The Summer School was far more than just a time of study. As a social event it was also hugely enjoyable, particularly the Big Sings and the Final Concert. I came away stimulated and refreshed, with my hope in the vitality of the Church rekindled.
By Sr. Rose of Lima
The theme of the summer School was: “As we wait in joyful hope”
For the closing liturgy I was asked by Fr Tim Menzies, co-ordinator of the week, - to offer a short reflection on what had most touched/moved me during the week’s experience.
The Bishop of East Anglia, Michael Evans, gave a keynote lecture on Wednesday and he said to us that life is a journey – a pilgrimage; and to live in joyful hope. He challenged us to make a difference IN THE HERE AND NOW in ministry and in service. He also invited us to experience a foretaste of heaven and to enable others to do so; - to be ministers of hope: joyful hope.
Ann Blackett gives lecture
I attended the workshop on
“God’s holy people and the places we make – liturgical spaces” led by Ann Blackett.
I found these sessions energising and they led me to reflect that each and every one of us is sacred space.
In the final keynote lecture, Ann Blackett focused on living in joyful hope in relation to Pastoral Care of the Sick.

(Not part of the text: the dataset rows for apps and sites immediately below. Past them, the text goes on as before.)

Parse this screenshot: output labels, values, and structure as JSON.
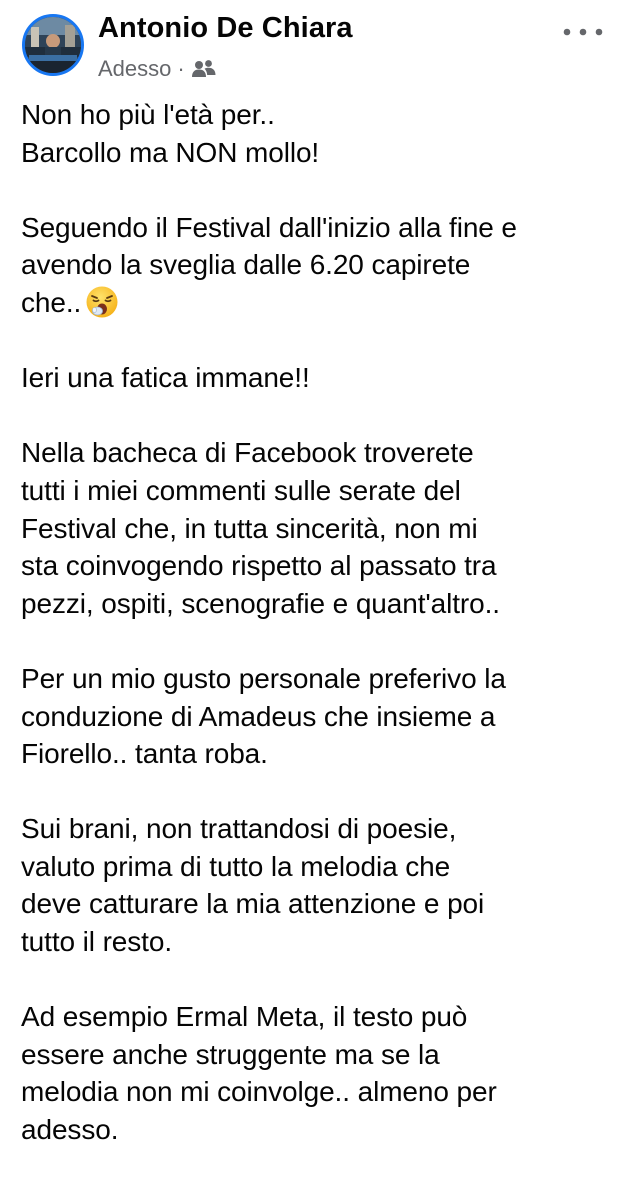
{
  "post": {
    "author": "Antonio De Chiara",
    "timestamp": "Adesso",
    "separator": "·",
    "audience_icon": "friends-icon",
    "more_icon": "more-horizontal-icon",
    "accent_color": "#1877f2",
    "paragraphs": [
      [
        "Non ho più l'età per..",
        "Barcollo ma NON mollo!"
      ],
      [
        "Seguendo il Festival dall'inizio alla fine e",
        "avendo la sveglia dalle 6.20 capirete",
        "che.."
      ],
      [
        "Ieri una fatica immane!!"
      ],
      [
        "Nella bacheca di Facebook troverete",
        "tutti i miei commenti sulle serate del",
        "Festival che, in tutta sincerità, non mi",
        "sta coinvogendo rispetto al passato tra",
        "pezzi, ospiti, scenografie e quant'altro.."
      ],
      [
        "Per un mio gusto personale preferivo la",
        "conduzione di Amadeus che insieme a",
        "Fiorello.. tanta roba."
      ],
      [
        "Sui brani, non trattandosi di poesie,",
        "valuto prima di tutto la melodia che",
        "deve catturare la mia attenzione e poi",
        "tutto il resto."
      ],
      [
        "Ad esempio Ermal Meta, il testo può",
        "essere anche struggente ma se la",
        "melodia non mi coinvolge.. almeno per",
        "adesso."
      ]
    ],
    "emoji": "yawning-face-emoji"
  }
}
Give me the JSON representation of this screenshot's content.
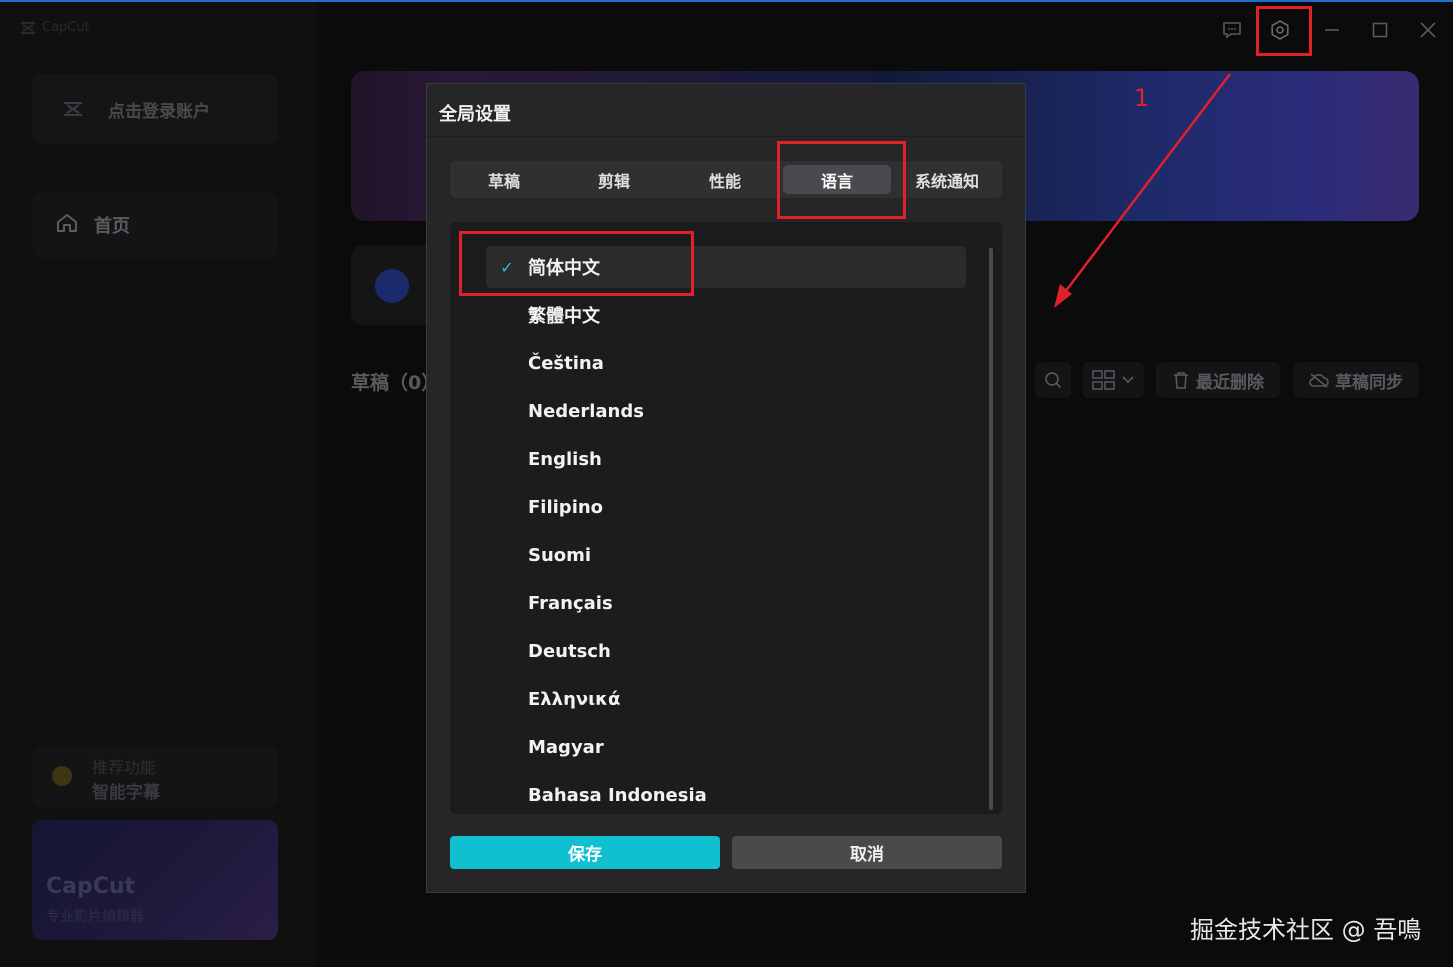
{
  "app": {
    "logo_text": "CapCut",
    "login_label": "点击登录账户",
    "home_label": "首页",
    "promo": {
      "subtitle": "推荐功能",
      "title": "智能字幕"
    },
    "ad": {
      "title": "CapCut",
      "subtitle": "专业影片编辑器"
    },
    "drafts_title": "草稿（0）",
    "toolbar": {
      "recent_delete": "最近删除",
      "draft_sync": "草稿同步"
    }
  },
  "dialog": {
    "title": "全局设置",
    "tabs": [
      "草稿",
      "剪辑",
      "性能",
      "语言",
      "系统通知"
    ],
    "active_tab": "语言",
    "languages": [
      "简体中文",
      "繁體中文",
      "Čeština",
      "Nederlands",
      "English",
      "Filipino",
      "Suomi",
      "Français",
      "Deutsch",
      "Ελληνικά",
      "Magyar",
      "Bahasa Indonesia"
    ],
    "selected_language": "简体中文",
    "check_mark": "✓",
    "save_label": "保存",
    "cancel_label": "取消"
  },
  "annotation": {
    "number": "1",
    "color": "#e0202a"
  },
  "watermark": "掘金技术社区 @ 吾鳴",
  "colors": {
    "accent": "#10c0d0",
    "highlight": "#e0202a",
    "dialog_bg": "#262628"
  }
}
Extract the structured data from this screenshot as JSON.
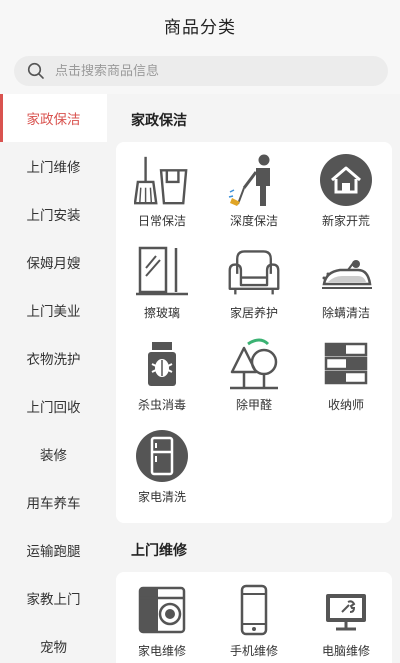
{
  "header": {
    "title": "商品分类"
  },
  "search": {
    "placeholder": "点击搜索商品信息"
  },
  "sidebar": {
    "items": [
      {
        "label": "家政保洁",
        "active": true
      },
      {
        "label": "上门维修"
      },
      {
        "label": "上门安装"
      },
      {
        "label": "保姆月嫂"
      },
      {
        "label": "上门美业"
      },
      {
        "label": "衣物洗护"
      },
      {
        "label": "上门回收"
      },
      {
        "label": "装修"
      },
      {
        "label": "用车养车"
      },
      {
        "label": "运输跑腿"
      },
      {
        "label": "家教上门"
      },
      {
        "label": "宠物"
      }
    ]
  },
  "sections": [
    {
      "title": "家政保洁",
      "items": [
        {
          "label": "日常保洁",
          "icon": "broom-bucket-icon"
        },
        {
          "label": "深度保洁",
          "icon": "cleaner-person-icon"
        },
        {
          "label": "新家开荒",
          "icon": "house-icon"
        },
        {
          "label": "擦玻璃",
          "icon": "window-glass-icon"
        },
        {
          "label": "家居养护",
          "icon": "sofa-icon"
        },
        {
          "label": "除螨清洁",
          "icon": "vacuum-icon"
        },
        {
          "label": "杀虫消毒",
          "icon": "bug-jar-icon"
        },
        {
          "label": "除甲醛",
          "icon": "tree-icon"
        },
        {
          "label": "收纳师",
          "icon": "storage-drawers-icon"
        },
        {
          "label": "家电清洗",
          "icon": "fridge-icon"
        }
      ]
    },
    {
      "title": "上门维修",
      "items": [
        {
          "label": "家电维修",
          "icon": "washing-machine-icon"
        },
        {
          "label": "手机维修",
          "icon": "phone-icon"
        },
        {
          "label": "电脑维修",
          "icon": "computer-wrench-icon"
        }
      ]
    }
  ],
  "colors": {
    "accent": "#d9534f",
    "icon": "#555555",
    "green_accent": "#3bb273"
  }
}
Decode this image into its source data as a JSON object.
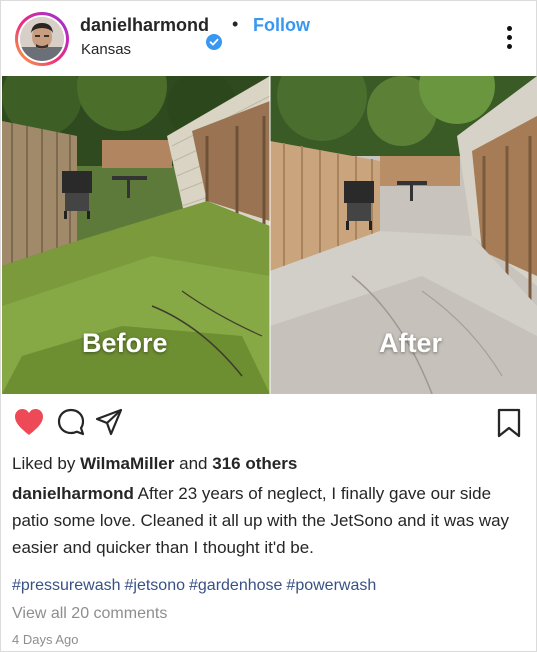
{
  "post": {
    "username": "danielharmond",
    "location": "Kansas",
    "follow_label": "Follow",
    "separator": "•",
    "image": {
      "before_label": "Before",
      "after_label": "After"
    },
    "liked_by_prefix": "Liked by",
    "liked_by_user": "WilmaMiller",
    "liked_by_and": "and",
    "liked_by_others": "316 others",
    "caption_user": "danielharmond",
    "caption_text": "After 23 years of neglect, I finally gave our side patio some love. Cleaned it all up with the JetSono and it was way easier and quicker than I thought it'd be.",
    "hashtags": [
      "#pressurewash",
      "#jetsono",
      "#gardenhose",
      "#powerwash"
    ],
    "view_comments": "View all 20 comments",
    "timestamp": "4 Days Ago"
  },
  "icons": {
    "like": "heart-icon",
    "comment": "comment-icon",
    "share": "paper-plane-icon",
    "save": "bookmark-icon",
    "more": "more-dots-icon",
    "verified": "verified-badge-icon"
  },
  "colors": {
    "like_red": "#ed4956",
    "follow_blue": "#3897f0",
    "hashtag_blue": "#385185",
    "muted_gray": "#8e8e8e"
  }
}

Her sharing of her journeying with her Dad through chemotherapy, dying and death was a visible example for me of living in joyful hope.
She also highlighted that what we hope and pray for can change – especially with the illness and death of a loved one.
Above all, I returned home from the week with this:
Our hope is when we are Christ to one another.